Сoca-Cola committed to bridging the gap between people and countries alike in its Small World Machines initiative, rolled out back in March 2013. The peace-making project was designed to unite two nations, India and Pakistan, that have had very tense relationship over the past decades.
The idea behind the project was to sparkle no-hate communication between the two sides through simple and pleasurable things that can be done together simultaneously. Installed at local malls, the vending machines served as portals, inviting people from New Delhi, India and Lahore, Pakistan to connect with each other by performing tasks in real-time. The campaign was developed by Leo Burnett, with the dispensers created by Atlanta-based digital agency The SuperGroup.
People from the both countries could come face-to-face and start performing various actions together over the Coca-Cola red interactive vending machines, equipped with webcams. The activities included waving and putting hands together, dancing, taking photos of each other, tracing a variety of positive smiley faces and symbols of peace, love, and happiness on the multi-touch interactive screen.

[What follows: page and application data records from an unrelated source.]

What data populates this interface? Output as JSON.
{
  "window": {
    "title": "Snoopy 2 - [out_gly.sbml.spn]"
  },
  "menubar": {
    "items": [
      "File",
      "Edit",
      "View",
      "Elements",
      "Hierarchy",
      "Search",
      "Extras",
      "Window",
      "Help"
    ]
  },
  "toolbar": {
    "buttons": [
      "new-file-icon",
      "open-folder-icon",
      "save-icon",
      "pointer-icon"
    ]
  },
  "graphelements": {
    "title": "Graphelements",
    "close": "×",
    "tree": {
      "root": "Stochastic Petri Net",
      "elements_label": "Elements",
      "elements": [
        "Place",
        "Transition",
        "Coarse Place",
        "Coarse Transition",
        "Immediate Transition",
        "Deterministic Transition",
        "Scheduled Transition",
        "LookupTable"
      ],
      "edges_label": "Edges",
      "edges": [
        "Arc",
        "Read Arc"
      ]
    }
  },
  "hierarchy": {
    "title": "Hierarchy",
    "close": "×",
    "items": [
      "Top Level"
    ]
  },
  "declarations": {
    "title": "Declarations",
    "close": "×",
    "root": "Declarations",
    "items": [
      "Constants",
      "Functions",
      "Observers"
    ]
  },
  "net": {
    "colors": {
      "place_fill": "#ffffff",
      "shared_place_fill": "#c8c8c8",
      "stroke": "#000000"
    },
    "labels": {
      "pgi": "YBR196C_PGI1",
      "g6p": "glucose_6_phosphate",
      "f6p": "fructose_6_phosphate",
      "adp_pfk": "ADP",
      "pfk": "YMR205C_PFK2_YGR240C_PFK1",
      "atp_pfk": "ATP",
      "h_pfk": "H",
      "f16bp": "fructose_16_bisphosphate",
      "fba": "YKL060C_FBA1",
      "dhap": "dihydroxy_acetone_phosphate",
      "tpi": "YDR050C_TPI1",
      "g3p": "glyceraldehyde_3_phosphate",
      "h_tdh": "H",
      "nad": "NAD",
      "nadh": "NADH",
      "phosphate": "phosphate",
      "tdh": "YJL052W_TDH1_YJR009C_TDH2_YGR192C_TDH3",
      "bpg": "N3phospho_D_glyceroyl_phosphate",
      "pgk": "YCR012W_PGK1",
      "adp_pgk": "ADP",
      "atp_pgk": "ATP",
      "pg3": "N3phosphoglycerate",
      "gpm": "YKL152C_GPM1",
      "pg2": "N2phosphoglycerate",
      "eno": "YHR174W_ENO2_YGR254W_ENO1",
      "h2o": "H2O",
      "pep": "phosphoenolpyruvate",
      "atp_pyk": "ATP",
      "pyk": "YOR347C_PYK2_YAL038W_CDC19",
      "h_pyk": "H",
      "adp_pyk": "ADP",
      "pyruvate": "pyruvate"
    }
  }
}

“We used special active-shutter 3-D technology that projected a streaming feed onto glass while filming through that glass at the same time. This allowed people to make direct eye contact and touch hands,” commented Leo Burnett Executive Creative Director Jon Wyville.
Once they complete the collaborative virtual task, a celebration screen popped up and each person from the tandem got a free real Coke. As part of the emotional experience that was live for three consecutive days, more than 10,000 cans of Coca-Cola were given away to the participants as a reward for their contribution to spreading happiness in the world.
With the Small World Machines, Coca-Cola continues its positive-driven multi-year initiative which sees Coke re-imagining its dispensers and trucks, turning them into gift boxes and carriers of happiness.